[Figure 1], [Figure 2], [Figure 3], [Figure 4], [Figure 5]
[Table 1], [Table 2]
|This article has been cited by|
||Sigir Yetistiriciliginde Bitkisel Dezenfektan Arastirmalari
| ||Sibel BOZKURT,Serap GÖNCÜ,Gökhan GÖKÇE |
| ||Hayvansal Üretim. 2019; |
|[Pubmed] | [DOI]|
||IL-1ß induces increased tight junction permeability in bovine mammary epithelial cells via the IL-1ß-ERK1/2-MLCK axis upon blood-milk barrier damage
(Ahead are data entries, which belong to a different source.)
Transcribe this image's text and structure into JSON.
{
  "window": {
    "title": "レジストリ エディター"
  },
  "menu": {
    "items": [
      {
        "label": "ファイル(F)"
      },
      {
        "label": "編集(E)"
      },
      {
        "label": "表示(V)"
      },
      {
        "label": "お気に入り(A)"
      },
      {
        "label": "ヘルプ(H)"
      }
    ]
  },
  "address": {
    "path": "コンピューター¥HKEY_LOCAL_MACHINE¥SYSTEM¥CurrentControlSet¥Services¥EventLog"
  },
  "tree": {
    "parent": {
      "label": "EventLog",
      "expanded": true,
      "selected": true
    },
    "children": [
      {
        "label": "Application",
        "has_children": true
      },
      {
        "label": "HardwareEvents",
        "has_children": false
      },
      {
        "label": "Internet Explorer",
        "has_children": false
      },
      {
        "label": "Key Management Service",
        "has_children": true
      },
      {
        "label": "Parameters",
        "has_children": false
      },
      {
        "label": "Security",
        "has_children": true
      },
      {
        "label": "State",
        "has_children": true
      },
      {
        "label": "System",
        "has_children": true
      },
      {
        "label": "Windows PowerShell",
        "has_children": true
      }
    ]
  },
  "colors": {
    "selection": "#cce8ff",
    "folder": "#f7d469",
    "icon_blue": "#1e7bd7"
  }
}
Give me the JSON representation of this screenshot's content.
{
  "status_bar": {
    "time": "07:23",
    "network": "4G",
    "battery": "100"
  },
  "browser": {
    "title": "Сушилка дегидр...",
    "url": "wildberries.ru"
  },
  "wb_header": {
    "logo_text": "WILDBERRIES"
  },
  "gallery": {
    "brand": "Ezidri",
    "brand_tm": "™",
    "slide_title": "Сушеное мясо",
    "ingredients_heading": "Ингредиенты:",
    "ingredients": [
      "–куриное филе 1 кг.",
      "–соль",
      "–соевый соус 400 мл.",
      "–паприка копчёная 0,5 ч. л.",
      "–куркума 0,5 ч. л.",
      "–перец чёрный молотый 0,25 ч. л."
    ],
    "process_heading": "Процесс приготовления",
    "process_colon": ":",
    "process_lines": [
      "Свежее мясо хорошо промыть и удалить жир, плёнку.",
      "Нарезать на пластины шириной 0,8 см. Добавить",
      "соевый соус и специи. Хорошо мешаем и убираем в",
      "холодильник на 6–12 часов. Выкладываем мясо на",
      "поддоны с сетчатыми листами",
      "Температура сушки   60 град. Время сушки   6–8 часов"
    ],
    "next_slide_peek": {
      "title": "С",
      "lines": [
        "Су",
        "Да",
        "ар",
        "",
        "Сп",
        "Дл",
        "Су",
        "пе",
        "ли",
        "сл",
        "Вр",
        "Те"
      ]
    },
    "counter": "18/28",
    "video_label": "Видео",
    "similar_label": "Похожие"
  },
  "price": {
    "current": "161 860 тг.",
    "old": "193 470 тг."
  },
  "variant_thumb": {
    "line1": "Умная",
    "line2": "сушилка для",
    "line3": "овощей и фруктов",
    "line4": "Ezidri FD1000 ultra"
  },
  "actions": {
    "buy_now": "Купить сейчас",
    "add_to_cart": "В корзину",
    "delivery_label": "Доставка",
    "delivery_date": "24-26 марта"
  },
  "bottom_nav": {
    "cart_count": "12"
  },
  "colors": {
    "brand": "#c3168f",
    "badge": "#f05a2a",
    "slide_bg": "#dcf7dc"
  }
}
| ||Tong Xu,Zhijian Dong,Xixi Wang,Shaopei Qi,Xueru Li,Rui Cheng,Xu Liu,Yong Zhang,Ming-Qing Gao |
| ||Journal of Cellular Biochemistry. 2018; |
|[Pubmed] | [DOI]|
||MTBDRplus for the rapid diagnosis of ocular tuberculosis and screening of drug resistance
| ||K Sharma,A Gupta,M Sharma,A Sharma,R Singh,K Aggarwal,R Bansal,A Thakur,S Prakash,V Gupta |
| ||Eye. 2017; |
|[Pubmed] | [DOI]|
||Immunomodulatory activity of essential oil fromTetrania riparia(Hochstetter) Codd in murine macrophages
| ||Izabel G. Demarchi,Mariana d-S. Terron,Mateus V. Thomazella,Raíssa B. Pedroso,Zilda C. Gazim,Diógenez A. Garcia Cortez,Sandra M. A. Aristides,Thaís G. Verzignassi Silveira,Maria V. C. Lonardoni |
| ||Flavour and Fragrance Journal. 2015; 30(6): 428 |
|[Pubmed] | [DOI]|